A musician communicates with sound and song, but also with his face. So for Phil, a concert performer, the onset of hemifacial spasm was doubly worrisome. Not only was it irritating, it also made him uncomfortable on stage. To hide the twitching of his right eye and the downward draw of the right side of his face, Phil found himself turning his head away from his audience, something he had never done before. As the condition worsened, Phil sought treatment from John M. Tew, MD, a Mayfield Clinic neurosurgeon with special expertise in cranial nerves disorders. Dr. Tew found that an artery was putting undue pressure on Phil’s seventh cranial nerve, which controls the muscles in his face. In a procedure known as a microvascular decompression, Dr. Tew carefully lifted up the artery and placed a Teflon sponge between the artery and the nerve. A few weeks later, his face no longer twitching, Phil was ready to meet his audiences head-on. “As you can see,” he said with a broad smile, “my face is calm, cool and collected.”

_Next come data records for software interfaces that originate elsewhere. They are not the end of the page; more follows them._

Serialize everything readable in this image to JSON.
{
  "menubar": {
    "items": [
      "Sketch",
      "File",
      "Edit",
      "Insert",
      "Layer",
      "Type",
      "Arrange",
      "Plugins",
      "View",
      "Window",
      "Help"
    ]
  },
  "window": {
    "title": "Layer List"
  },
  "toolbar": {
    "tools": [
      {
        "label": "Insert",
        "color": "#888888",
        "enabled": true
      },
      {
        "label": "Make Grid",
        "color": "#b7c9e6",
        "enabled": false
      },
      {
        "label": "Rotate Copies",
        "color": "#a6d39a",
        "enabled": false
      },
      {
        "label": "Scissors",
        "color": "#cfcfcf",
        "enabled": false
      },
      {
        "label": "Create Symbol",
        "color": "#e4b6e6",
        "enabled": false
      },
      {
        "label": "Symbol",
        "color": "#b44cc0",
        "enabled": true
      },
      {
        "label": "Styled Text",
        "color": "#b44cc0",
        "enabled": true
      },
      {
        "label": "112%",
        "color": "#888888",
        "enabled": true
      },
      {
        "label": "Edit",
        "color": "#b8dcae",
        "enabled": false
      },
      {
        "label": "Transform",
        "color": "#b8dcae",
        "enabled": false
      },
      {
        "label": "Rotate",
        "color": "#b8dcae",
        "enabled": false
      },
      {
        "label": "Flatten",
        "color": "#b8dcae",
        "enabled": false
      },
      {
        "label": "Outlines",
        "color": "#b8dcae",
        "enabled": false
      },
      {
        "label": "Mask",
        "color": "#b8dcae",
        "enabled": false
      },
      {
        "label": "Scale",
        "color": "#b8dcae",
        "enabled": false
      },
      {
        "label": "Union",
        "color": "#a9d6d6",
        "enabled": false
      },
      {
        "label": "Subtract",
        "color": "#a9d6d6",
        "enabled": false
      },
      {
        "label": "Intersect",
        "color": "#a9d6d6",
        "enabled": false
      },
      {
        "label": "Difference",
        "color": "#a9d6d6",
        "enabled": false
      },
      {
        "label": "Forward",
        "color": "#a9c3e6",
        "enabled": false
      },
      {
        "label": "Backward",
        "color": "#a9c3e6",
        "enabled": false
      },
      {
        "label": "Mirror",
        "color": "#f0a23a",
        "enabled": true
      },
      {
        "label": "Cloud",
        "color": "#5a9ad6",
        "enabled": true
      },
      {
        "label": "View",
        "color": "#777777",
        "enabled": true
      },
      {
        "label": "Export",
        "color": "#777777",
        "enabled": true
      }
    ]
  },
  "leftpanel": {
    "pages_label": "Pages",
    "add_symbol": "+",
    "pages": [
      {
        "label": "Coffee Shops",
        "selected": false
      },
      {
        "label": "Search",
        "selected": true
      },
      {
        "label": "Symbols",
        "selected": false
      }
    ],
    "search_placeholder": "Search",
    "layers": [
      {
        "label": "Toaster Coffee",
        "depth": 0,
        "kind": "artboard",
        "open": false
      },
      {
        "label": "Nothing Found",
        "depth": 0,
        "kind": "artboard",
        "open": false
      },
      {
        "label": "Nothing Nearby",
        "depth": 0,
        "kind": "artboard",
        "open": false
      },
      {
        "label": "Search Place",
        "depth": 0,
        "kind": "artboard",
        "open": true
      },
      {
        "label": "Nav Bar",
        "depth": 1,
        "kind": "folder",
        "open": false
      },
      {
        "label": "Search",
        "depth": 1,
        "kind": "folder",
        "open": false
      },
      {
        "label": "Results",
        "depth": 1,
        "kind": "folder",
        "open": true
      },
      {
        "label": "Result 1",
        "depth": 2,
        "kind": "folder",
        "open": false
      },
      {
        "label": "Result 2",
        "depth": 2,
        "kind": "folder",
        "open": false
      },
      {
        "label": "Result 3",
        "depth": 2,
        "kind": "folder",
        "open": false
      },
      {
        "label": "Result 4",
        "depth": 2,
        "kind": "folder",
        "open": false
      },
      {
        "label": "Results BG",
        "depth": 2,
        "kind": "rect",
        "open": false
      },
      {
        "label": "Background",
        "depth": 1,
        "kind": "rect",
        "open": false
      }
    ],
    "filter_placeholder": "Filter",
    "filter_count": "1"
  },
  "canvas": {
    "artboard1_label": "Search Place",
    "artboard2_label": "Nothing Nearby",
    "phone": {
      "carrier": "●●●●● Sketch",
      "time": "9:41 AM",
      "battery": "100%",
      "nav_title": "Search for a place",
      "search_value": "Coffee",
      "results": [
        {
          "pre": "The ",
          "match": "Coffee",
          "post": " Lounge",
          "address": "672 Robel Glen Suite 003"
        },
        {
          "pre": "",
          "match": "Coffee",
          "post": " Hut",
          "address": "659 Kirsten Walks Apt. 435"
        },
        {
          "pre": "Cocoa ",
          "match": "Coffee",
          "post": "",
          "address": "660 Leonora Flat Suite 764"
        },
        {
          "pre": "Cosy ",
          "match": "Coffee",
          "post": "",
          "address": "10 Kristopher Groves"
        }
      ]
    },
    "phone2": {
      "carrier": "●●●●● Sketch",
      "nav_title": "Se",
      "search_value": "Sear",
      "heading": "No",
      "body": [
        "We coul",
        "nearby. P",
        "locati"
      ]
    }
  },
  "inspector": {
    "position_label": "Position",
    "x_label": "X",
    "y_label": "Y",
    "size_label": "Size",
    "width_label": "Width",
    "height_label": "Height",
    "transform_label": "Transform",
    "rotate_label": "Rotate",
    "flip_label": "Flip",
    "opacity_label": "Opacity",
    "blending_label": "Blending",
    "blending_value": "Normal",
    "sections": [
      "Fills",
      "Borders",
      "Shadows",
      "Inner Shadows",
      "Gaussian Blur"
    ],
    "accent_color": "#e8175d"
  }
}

Hope Story Disclaimer -"Phil's Story" is about one patient's health-care experience. Please bear in mind that because every patient is unique, individual patients may respond to treatment in different ways. Results are influenced by many factors and may vary from patient to patient.